The report’s argument is supported by an analysis of how a sustained increase in local government spending on neighbourhood services might be distributed across the 70 or so different services. Grouped under the broad headings of highways and transportation, environment and regulation, culture, and planning, neighbourhood services are roughly speaking what councils do that is neither education, housing nor social care. In his Spring Statement, the Chancellor of the Exchequer held out the prospect that this year’s Spending Review would mark the end of a decade-long period of austerity for public spending. Over the five years beginning in 2020/21, public spending would rise in real terms (that is, after inflation) by 1.2 per cent each year. Set against what local government has experienced since 2009/10, this would be a welcome but still cautious step. By 2017/18, UK local government expenditure had fallen by 19 per cent in real terms while local authority spending on neighbourhood services across Great Britain had fallen by 27 per cent. The Chancellor has also said that in the absence of a deal on Brexit, a long-term spending review may be ‘inappropriate’. So even this cautious end to austerity is uncertain.
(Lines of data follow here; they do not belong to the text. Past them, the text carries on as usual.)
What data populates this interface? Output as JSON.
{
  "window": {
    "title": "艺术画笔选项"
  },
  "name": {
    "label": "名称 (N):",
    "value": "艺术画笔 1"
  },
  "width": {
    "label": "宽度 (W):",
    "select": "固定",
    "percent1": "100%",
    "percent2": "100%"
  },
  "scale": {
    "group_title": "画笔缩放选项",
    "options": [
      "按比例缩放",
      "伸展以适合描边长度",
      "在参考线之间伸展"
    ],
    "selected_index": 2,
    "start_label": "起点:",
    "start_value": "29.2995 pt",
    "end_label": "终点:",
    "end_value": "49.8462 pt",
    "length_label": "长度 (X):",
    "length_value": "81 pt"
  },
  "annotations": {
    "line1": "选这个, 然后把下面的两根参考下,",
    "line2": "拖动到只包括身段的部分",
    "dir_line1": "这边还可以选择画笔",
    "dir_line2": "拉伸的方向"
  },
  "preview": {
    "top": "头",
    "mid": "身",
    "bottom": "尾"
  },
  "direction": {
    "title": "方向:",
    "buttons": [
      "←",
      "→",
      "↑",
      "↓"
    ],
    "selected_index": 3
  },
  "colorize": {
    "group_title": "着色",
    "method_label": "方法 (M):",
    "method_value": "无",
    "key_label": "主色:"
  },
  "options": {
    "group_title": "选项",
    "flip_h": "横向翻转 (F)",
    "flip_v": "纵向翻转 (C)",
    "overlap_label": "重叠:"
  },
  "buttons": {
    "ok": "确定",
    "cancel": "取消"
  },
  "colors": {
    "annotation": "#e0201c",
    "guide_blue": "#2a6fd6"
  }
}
Against this background, this report sets out to answer what may sound like a simple question, namely, what extra resources should neighbourhood services be looking for as a result of the spending review?Read Full Report